Okay, so a Muny season usually includes seven shows. Here's my season:

Little Johnny Jones (1904)

No, No, Nanette (1925)

Anything Goes (1934)

On the Town (1944)

Guys and Dolls (1950)

Mack and Mabel (1974)

The Will Rogers Follies (1991)

Some well-known crowd-pleasers, but also some rich, lesser known shows that Muny audiences would love.

Now if I could have more shows (when I started ushering, the Muny had an eleven-show season!), I might also include Very Good Eddie (1915), Sweet Charity (1966), Bat Boy (1997), and/or Something Rotten (2015). You'll notice that my picks trace the history of the art form, but also, in a very real way, the history of American culture and politics during the 20th century. That shouldn't really be a surprise, because musicals have always mirrored our culture and politics.

Okay so then let's have a second season that chronicles the history of musical drama...

Show Boat (1927)

Pal Joey (1940)

Carousel (1945)

West Side Story (1957)

Zorbá (1968)

Follies (1971)

Grand Hotel (1989)

I understand that Muny audiences have more mainstream taste than New Line audiences do, but still, I've included some well-known crowd-pleasers again, alongside some really rich, lesser known shows. And yes, I would beg Isaacson on my knees to let me direct Follies.

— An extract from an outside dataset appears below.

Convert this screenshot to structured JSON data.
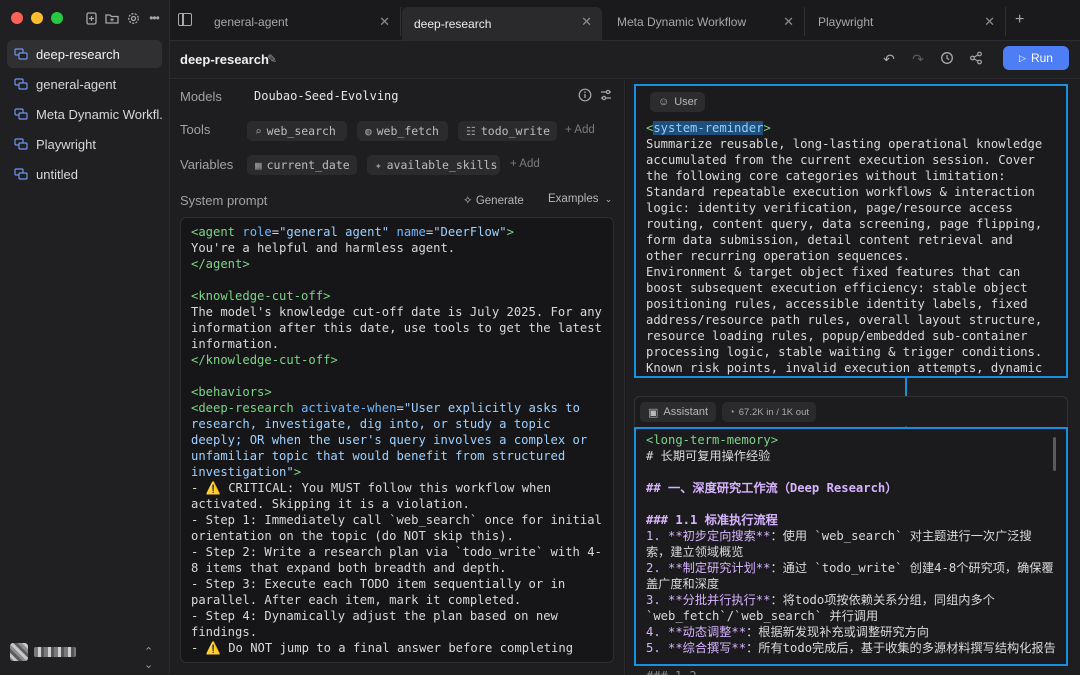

And again, if I could have an eleven-show season, I'd also add The Cradle Will Rock (1937), The Me Nobody Knows (1970), Dreamgirls (1981), and Jelly's Last Jam (1992). Another really great line-up.

I can just picture myself as a 17-year-old drama kid, having an artistic orgasm over these two seasons.

So how would you program a season at the Muny...?

Long Live the Musical!